TreeHouse adjusts to changing consumer landscape
Sept. 5, 2013
by Eric Schroeder
BOSTON — TreeHouse Foods, Inc. is locked in on expanding through innovation and improving its internal operations efficiency, said Dennis Riordan, executive vice-president and chief financial officer. Mr. Riordan spoke at the Barclays Back-to-School Conference Sept. 4 in Boston.
On the innovation front, the company’s single-serve coffee program stands out as a success, Mr. Riordan said. The business has benefitted not only from new coffee flavors and profiles, but also from the introduction of teas and other hot drinks.
“Some people don’t know that we’ve actually for about two years have been making a variety of hot drinks in a single-serve format that works in Keurig machines,” he said. “And last year we added filtered products. But we see a great opportunity for expansion in this very fast-growing category as well, and it will be a key focus of ours in the future.”
TreeHouse also has looked to stay atop the shift from powdered beverages to liquid beverage enhancers.
“We are ready to respond,” he said. “We have new products in the marketplace, and I think you are going to see a real push next year as we expand our platform of beverages to include a variety of liquid beverage enhancers as well.”
In addition to new products and categories, TreeHouse is innovating in packaging, Mr. Riordan said.
“The world has seen some shifting,” he explained. “I think the traditional canned soup you are going to see more and more retort, which allows you to have a fresher, better tasting product than the can, maybe a little less shelf life, but we think ultimately a better product. And we will continue to look at package sizes so that we can respond to some of that changing retail landscape.”
TreeHouse also wants to achieve greater operational efficiency. Mr. Riordan said approximately 13% of TreeHouse’s customers represent about 82% of its volume and about 86% of its margin dollars. But the company is only spending about 55% of its R.&D. efforts on those larger customers.

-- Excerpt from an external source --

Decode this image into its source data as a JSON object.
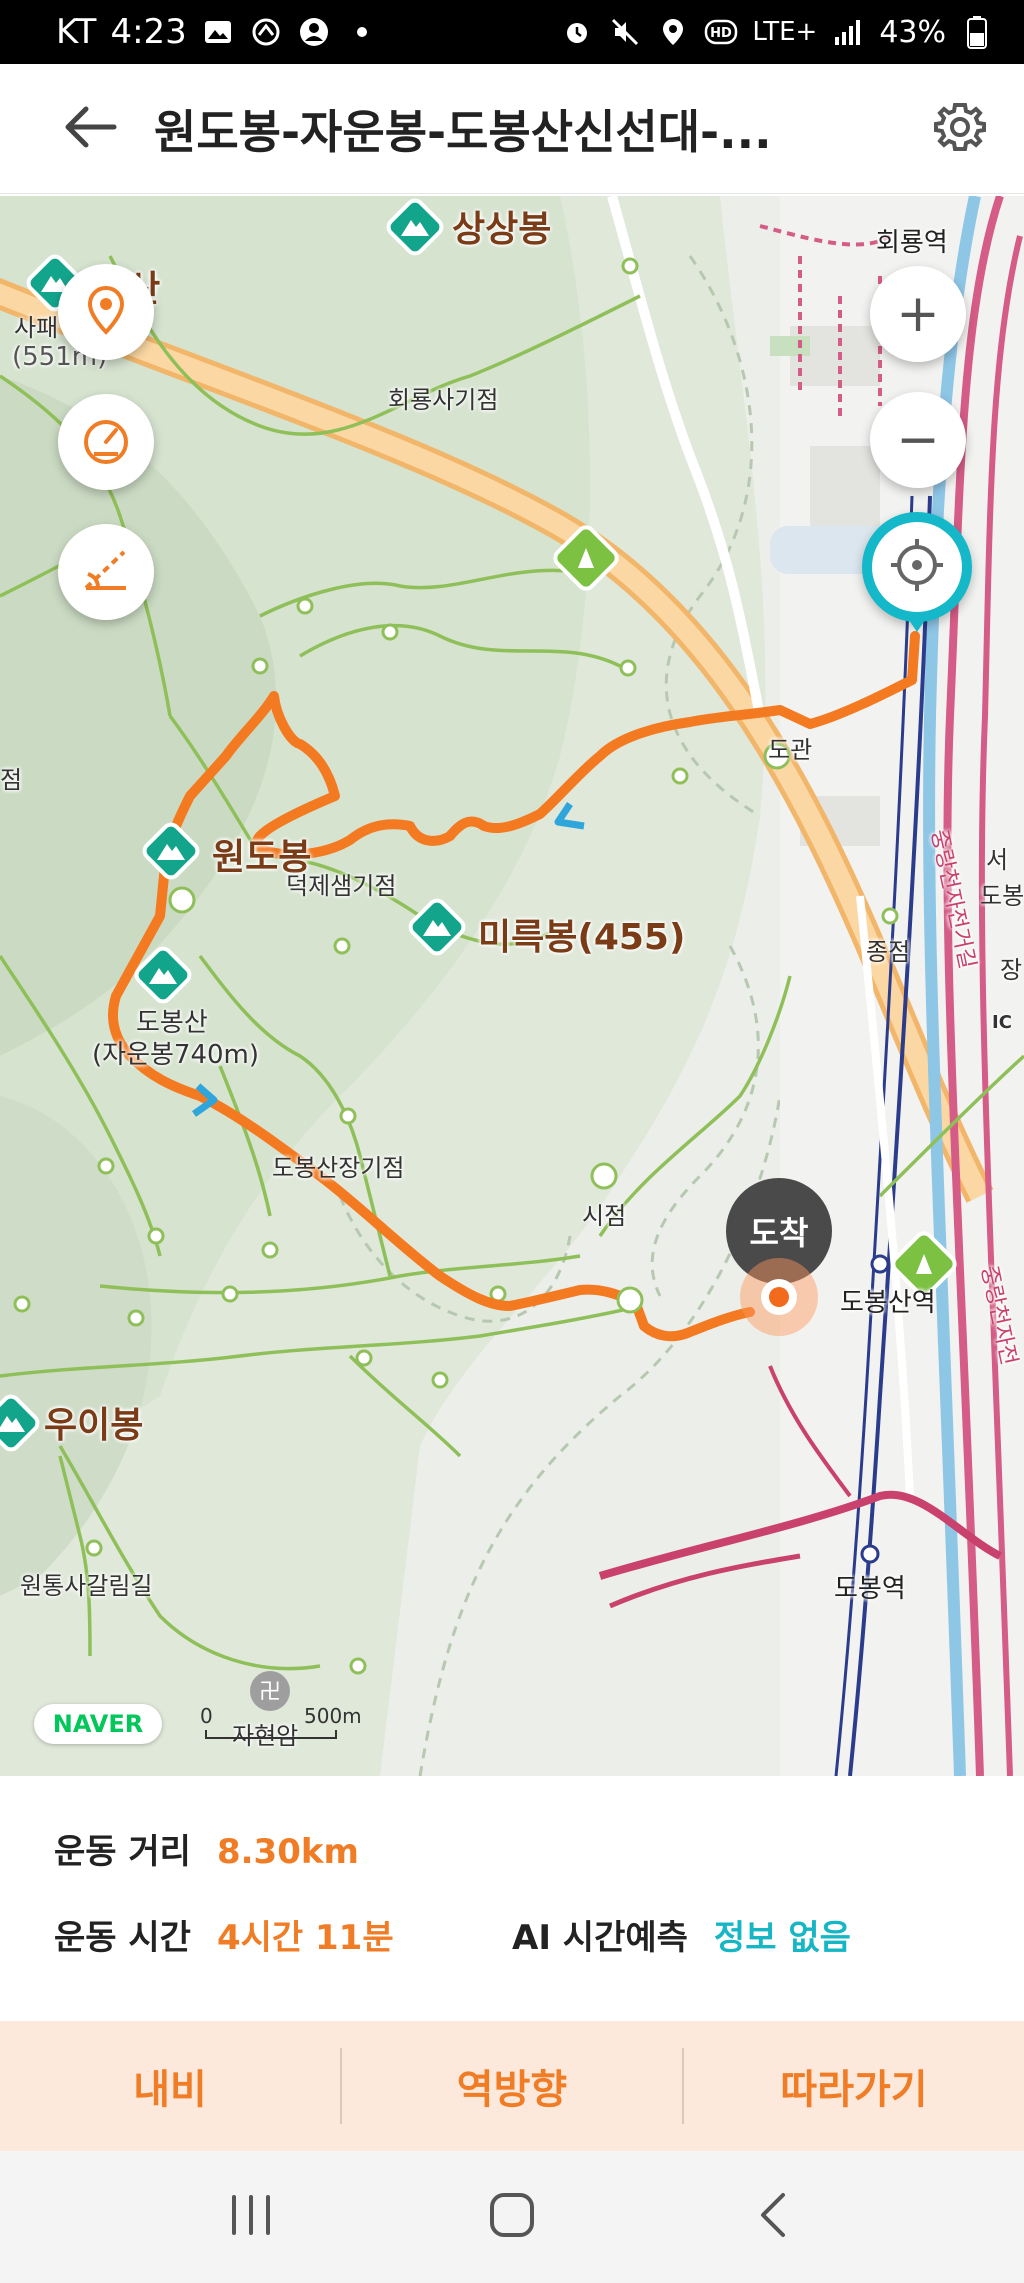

“(This) gives you the sense that we’ve got a lot of smaller customers that are taking up a lot of our time but aren’t necessarily driving the value proposition we need to get from them,” he said. “So we will continue to look at our customer base to see how we can best focus our efforts and best get the return shifting resources into that 13% to 20% that really represents the bulk of the volume to get the maximum return.”
Shifting from its customer base to its product base, Mr. Riordan said TreeHouse is witnessing similar dynamics. Currently, the company has about 11,500 stock-keeping units, and about 80% of TreeHouse’s margin and 89% of its volume comes from about 3,500 s.k.u.s. Digging deeper, about 91% of the company’s margin and 97% of volume comes from about 6,500 s.k.u.s, he said.
“So roughly about half of the s.k.u. count of 11,500 is about 97% of our volume, or maybe better said, only 3% of our volume comes from half our s.k.u.s,” Mr. Riordan said. “And so as we look at our business, not only are we seeing the customer details and how we could better focus on a customer base, but as we look at the s.k.u.s and the operational complexity of private label, we are getting a better handle on exactly what s.k.u.s drive the volume and where we need to focus our business in order to maximize the value opportunity.”